A Kaki Shibu Dipped Hemp Bag: Patches
early twentieth century
27" x 12 1/4", 68.5 cm x 31 cm
This is an old bag of a common type that was used for various household purposes in old Japan. It is hand stitched entirely of hemp cloth which has been dipped in kaki shibu or green persimmon tannin which gives the surface a rich, red-brown color. Because kaki shibu coats the cloth's fibers rather than dyes them, the hemp cloth of this bag has been made stiff, or feels starched, from its immersion in green persimmon tannin.
The bag here is shown inside-out to reveal its lovely cotton patches: the pale brown color of the patches indicates that the bag was patched before it was dipped into the dye: dyeing in kaki shibu was often done to add strength to the fibers of the cloth, especially as the cloth is more and more used.

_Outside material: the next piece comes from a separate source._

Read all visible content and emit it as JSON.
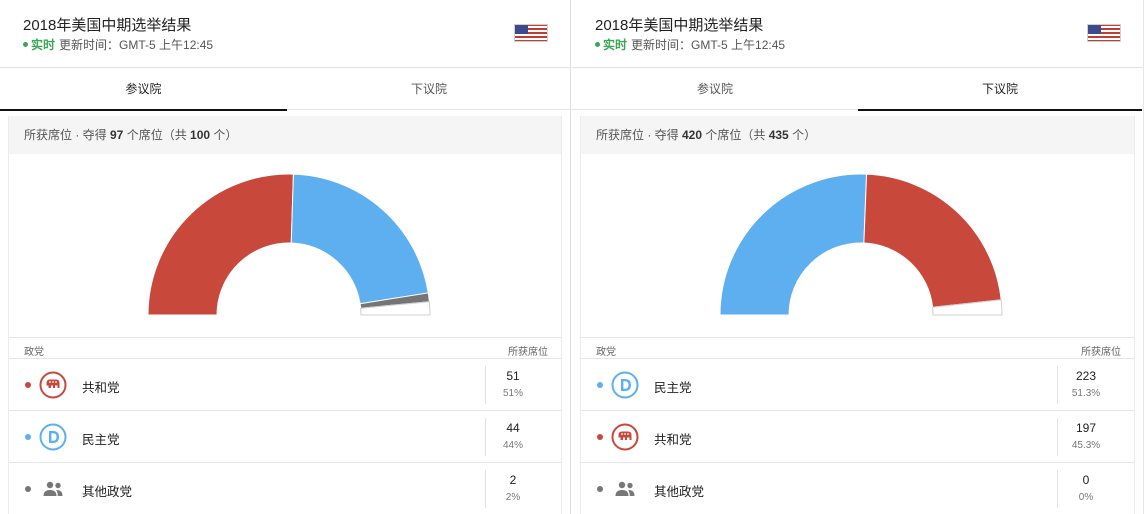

The twined hemp cord which was meant to crimp closed the top of the bag is still intact. Note some surface abrasion seen in the light-colored areas to the bag, shown in the detail photographs included on this post.
A beautiful thing.